We gave up cutting the quills since they broke off during the whole ordeal of fighting the dogs to get at them! Finally, after being hog tied and having boys sitting on them, the dogs realized that we were trying to help. As the quills were removed they calmed down and seemed resigned to the fact that this was indeed helping.
As you can see, there is no discernible barb on the end of the quills. The black end was sticking into the dogs. The other end is where the quill grew from the porcupine.
Now, you would think they would have learned their lesson. Leave porcupines alone, or to put it another way, porcupines = pain.
But, you would be wrong - like we were!
On Monday morning, déjà vu - here we go again! This time, there were not as many - Cotton only had 3 and Snowball had about 15. You can see Cotton's quills on the left in the above photo.
Fool me once shame on you. Fool me twice, shame on me! They have obviously never heard this saying. But what about a third time?
Yes, it happened again on Wednesday morning - Snowball tangled with a porcupine once more! I think she knew I was sharing this with you and she was humiliated that she had fallen for it again! Even though she only had about 10 quills in her mouth, there was no way she was letting me take another picture!
The third times the charm!

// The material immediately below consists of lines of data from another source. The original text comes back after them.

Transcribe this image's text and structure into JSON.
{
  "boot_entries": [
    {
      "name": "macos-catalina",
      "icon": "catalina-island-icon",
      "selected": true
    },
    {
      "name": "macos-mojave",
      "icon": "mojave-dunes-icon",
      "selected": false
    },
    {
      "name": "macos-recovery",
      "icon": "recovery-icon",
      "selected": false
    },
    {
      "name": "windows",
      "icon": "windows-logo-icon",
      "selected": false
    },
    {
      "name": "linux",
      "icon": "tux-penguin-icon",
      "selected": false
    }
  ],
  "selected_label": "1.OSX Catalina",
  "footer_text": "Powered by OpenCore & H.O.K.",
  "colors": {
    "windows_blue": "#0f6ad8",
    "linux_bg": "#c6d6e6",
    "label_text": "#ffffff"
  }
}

Maybe Cotton and Snowball are learning. After all, the number of quills is getting less with each meeting. In fact, Cotton left the porcupine alone the last time. Snowball, well, we will see! Hopefully our dogs will learn that dogs and porcupine (quills) don't mix!